I started searching for existing resources. In a Google search for “Atlanta Running Guide,” I found a book published in 2003 titled “Atlanta Running Guide” written by Mike Costentino, owner of Big Peach Running Company.

In my research, I came to the conclusion that there was no objective and up-to-date guide for runners in Atlanta.

I started putting together lists of my favorite races, places, and running tribes to send to my Chicago friends, perhaps to peak their interest in visiting Atlanta some day. I realized that my recommendations were biased to my experiences, the races I had completed, and the run groups I was a part of. I needed to be more objective.

I decided the best way to get this information was to launch a survey to the Atlanta running community.

I grouped my questions into a few main categories:

  • Places to Run
  • Races
    • Overall best races
    • Most unique races
    • Races by distance, 5K, 10K, Half Marathon
    • Races by season: Spring, Summer, Winter, Fall
  • “Tribes”
    • Training Programs
    • Free Run Groups
    • Paid Run Clubs

Now that I created the survey, how would I solicit responses?

Surveys ask for time, and people are busy. I didn’t have a Starbuck card to offer up or any other gift for that matter. I started by asking my run coach, Tina Klein. I also made requests and over social social media. Of course, Tina was gracious in helping me get the word out and solicit responses for the survey.

My personal survey creed for the Atlanta Running Guide:

  1. Ask and be THANKFUL  for anyone willing to share your survey to their network.
  2. Offer to provide results 2 days early for anyone who shares the survey.
  3. Don’t ask for contact information and Don’t collect personally identifiable information.
  4. Tell people how they will get value out of this survey. A lot of people expect to see survey results. Set expectations with a timeframe and place where they will expect to see results of the survey. And then actually do it.

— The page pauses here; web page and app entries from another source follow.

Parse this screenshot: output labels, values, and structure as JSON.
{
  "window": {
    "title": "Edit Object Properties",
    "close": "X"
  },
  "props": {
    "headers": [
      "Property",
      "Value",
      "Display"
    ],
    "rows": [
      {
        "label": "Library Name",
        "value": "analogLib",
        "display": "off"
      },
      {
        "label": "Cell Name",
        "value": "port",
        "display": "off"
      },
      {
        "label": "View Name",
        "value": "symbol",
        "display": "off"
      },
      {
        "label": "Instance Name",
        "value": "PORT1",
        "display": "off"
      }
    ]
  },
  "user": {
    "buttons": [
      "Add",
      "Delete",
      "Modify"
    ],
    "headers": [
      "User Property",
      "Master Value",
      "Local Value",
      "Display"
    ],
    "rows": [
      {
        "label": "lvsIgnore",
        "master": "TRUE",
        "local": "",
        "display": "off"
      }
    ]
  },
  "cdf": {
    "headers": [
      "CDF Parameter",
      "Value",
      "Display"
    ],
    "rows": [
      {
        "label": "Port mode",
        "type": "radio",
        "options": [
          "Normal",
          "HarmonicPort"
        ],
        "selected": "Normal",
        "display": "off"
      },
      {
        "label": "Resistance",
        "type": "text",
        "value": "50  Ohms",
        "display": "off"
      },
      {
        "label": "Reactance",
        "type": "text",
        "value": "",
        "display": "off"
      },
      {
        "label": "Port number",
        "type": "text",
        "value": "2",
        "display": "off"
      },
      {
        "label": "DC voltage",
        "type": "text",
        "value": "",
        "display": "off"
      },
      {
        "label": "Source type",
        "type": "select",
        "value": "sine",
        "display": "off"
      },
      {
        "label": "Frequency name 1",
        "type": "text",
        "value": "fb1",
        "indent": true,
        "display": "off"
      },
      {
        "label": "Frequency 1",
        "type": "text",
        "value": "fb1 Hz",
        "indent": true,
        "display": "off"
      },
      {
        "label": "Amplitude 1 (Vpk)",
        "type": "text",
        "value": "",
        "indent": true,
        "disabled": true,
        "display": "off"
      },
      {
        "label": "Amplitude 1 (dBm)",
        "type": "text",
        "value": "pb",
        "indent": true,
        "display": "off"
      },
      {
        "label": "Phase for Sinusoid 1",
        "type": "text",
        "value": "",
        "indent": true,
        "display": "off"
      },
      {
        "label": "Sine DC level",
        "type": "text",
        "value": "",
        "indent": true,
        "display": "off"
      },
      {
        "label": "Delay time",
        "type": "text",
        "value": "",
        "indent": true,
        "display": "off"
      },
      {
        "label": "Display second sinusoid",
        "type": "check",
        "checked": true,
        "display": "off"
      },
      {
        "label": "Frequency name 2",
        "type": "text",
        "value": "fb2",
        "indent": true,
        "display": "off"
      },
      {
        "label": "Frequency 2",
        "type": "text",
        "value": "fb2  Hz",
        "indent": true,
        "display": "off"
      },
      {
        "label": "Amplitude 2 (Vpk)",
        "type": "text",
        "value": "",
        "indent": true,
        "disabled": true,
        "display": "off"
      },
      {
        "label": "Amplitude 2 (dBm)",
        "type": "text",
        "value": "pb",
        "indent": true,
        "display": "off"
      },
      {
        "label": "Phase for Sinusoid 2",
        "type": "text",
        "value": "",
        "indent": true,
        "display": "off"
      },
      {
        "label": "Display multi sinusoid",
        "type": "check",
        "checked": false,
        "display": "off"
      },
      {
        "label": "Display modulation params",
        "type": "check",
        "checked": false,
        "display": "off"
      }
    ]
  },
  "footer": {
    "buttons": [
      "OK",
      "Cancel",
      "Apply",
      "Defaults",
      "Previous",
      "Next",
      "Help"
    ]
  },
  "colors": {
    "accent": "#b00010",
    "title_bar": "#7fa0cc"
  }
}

In 50 hours from when I first approached the first person, I had 200 completed surveys! I left the survey open for a few more days and at final count I had 292 completed surveys.

Once I closed the survey, I downloaded all of the responses and started ‘scrubbing’ the data. I removed all duplicates and exactly 4 surveys of self-identified non Atlanta runners. I ended up with over 250 qualified legitimate survey responses with over 88% of respondents with 2 or more years of Atlanta running experience.

Lessons Learned

The most popular race was overwhelmingly the Peachtree Road Race capped at 60,000 participants. Peachtree Road Race is also the largest 10K in the world.

Bigger races are more bigger for a reason. People vote for races they have completed and/or are familiar with. The larger the race, the more votes the race received.

After the Peachtree Road Race, half marathons were the most popular races.

Side note: When I first started running, traveling 13.1 miles on foot seemed impossible. Now that I’ve completed 7 half marathons, 3 in the past 12 months, I can see how the half marathon distance is quite popular. There’s usually great race support, with a medal and chocolate milk at the finish.

Sometimes you’ll find something you completely missed. I’m a road runner living in the city. I completely missed trail running. I got tons of responses about great trail runs, groups, and races.  The next survey I run will definitely include trail running.

From this data, I created “Top 5 Lists”  of various races, places to run, run clubs, and training programs. I started by creating a simple document with the data. I researched each entry on every list; found their website and wrote a short description for each.

I sent the lists to the people who helped me solicit responses for the survey on August 9th as promised.

2 days later, I launched www.atlrunguide.com.

Additionally, I wanted to make the information available on the latest technologies including Amazon Alexa. I created a voice version for Alexa and submitted it to Amazon for approval. The Atlanta Running Guide is now available on Amazon Echo, Echo Dot, Echo Tap, and Echo Show.

Amazon Echo Show